» YOUR INSTRUCTIONS
From the data, return each line holding the word "this".

--- PROVIDED DATA ---

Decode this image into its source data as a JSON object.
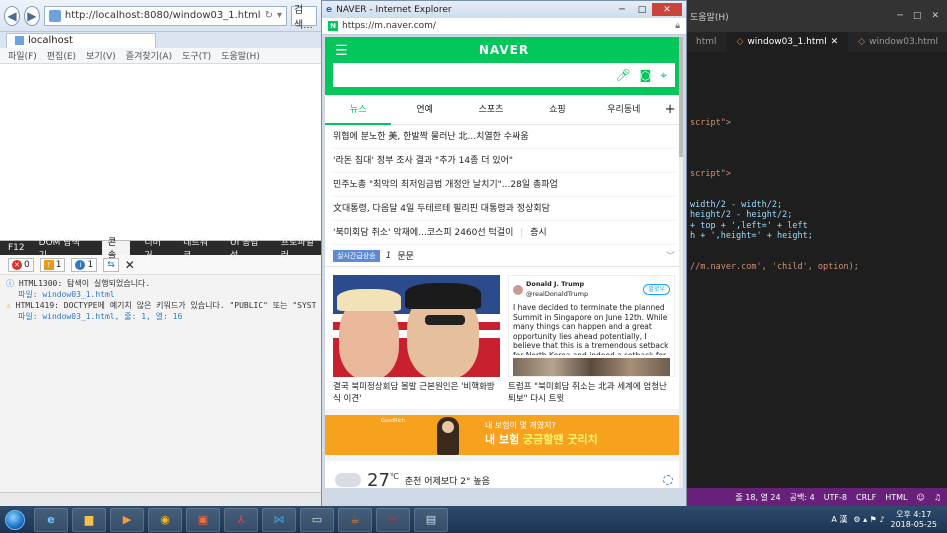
{
  "ie_left": {
    "url": "http://localhost:8080/window03_1.html",
    "search_placeholder": "검색...",
    "tab_title": "localhost",
    "menu": [
      "파일(F)",
      "편집(E)",
      "보기(V)",
      "즐겨찾기(A)",
      "도구(T)",
      "도움말(H)"
    ]
  },
  "f12": {
    "label": "F12",
    "tabs": [
      "DOM 탐색기",
      "콘솔",
      "디버거",
      "네트워크",
      "UI 응답성",
      "프로파일러"
    ],
    "errors": "0",
    "warnings": "1",
    "infos": "1",
    "console_lines": [
      "HTML1300: 탐색이 실행되었습니다.",
      "파일: window03_1.html",
      "HTML1419: DOCTYPE에 예기치 않은 키워드가 있습니다. \"PUBLIC\" 또는 \"SYSTEM\"이 필요합",
      "파일: window03_1.html, 줄: 1, 열: 16"
    ]
  },
  "popup": {
    "title": "NAVER - Internet Explorer",
    "url": "https://m.naver.com/",
    "logo": "NAVER",
    "tabs": [
      "뉴스",
      "연예",
      "스포츠",
      "쇼핑",
      "우리동네"
    ],
    "news": [
      "위협에 분노한 美, 한발짝 물러난 北...치열한 수싸움",
      "'라돈 침대' 정부 조사 결과 \"추가 14종 더 있어\"",
      "민주노총 \"최악의 최저임금법 개정안 날치기\"...28일 총파업",
      "文대통령, 다음달 4일 두테르테 필리핀 대통령과 정상회담",
      "'북미회담 취소' 악재에...코스피 2460선 턱걸이"
    ],
    "news_extra": "증시",
    "hot_tag": "실시간급상승",
    "hot_rank": "1",
    "hot_word": "문문",
    "card1_caption": "결국 북미정상회담 볼발 근본원인은 '비핵화방식 이견'",
    "tweet_name": "Donald J. Trump",
    "tweet_handle": "@realDonaldTrump",
    "tweet_follow": "팔로우",
    "tweet_text": "I have decided to terminate the planned Summit in Singapore on June 12th. While many things can happen and a great opportunity lies ahead potentially, I believe that this is a tremendous setback for North Korea and indeed a setback for the world.",
    "card2_caption": "트럼프 \"북미회담 취소는 北과 세계에 엄청난 퇴보\" 다시 트윗",
    "ad_question": "내 보험이 몇 개였지?",
    "ad_main": "내 보험 ",
    "ad_highlight": "궁금할땐 굿리치",
    "weather_temp": "27",
    "weather_unit": "℃",
    "weather_text": "춘천 어제보다 2° 높음"
  },
  "vscode": {
    "menu_help": "도움말(H)",
    "tabs": [
      "html",
      "window03_1.html",
      "window03.html"
    ],
    "code_lines": [
      "script\">",
      "",
      "",
      "",
      "",
      "script\">",
      "",
      "",
      "width/2 - width/2;",
      "height/2 - height/2;",
      " + top + ',left=' + left",
      "h + ',height=' + height;",
      "",
      "",
      "//m.naver.com', 'child', option);"
    ],
    "status": [
      "줄 18, 열 24",
      "공백: 4",
      "UTF-8",
      "CRLF",
      "HTML"
    ]
  },
  "taskbar": {
    "time": "오후 4:17",
    "date": "2018-05-25",
    "ime": "A 漢"
  },
  "colors": {
    "naver_green": "#03c75a",
    "vscode_status": "#68217a"
  }
}
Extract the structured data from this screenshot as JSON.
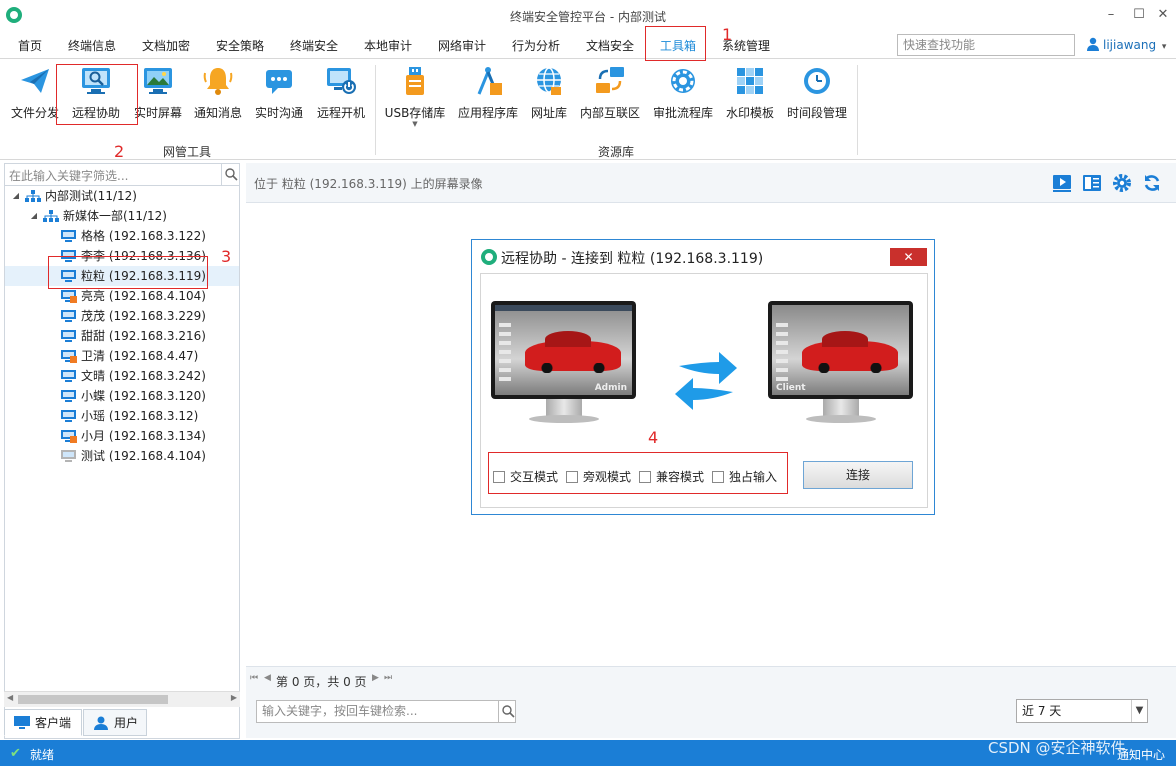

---

» ANSWER FOR THE TASK
Decode this image into its source data as a JSON object.
    "tweet_text": "I have decided to terminate the planned Summit in Singapore on June 12th. While many things can happen and a great opportunity lies ahead potentially, I believe that this is a tremendous setback for North Korea and indeed a setback for the world.",
Extract the structured data from this screenshot as JSON.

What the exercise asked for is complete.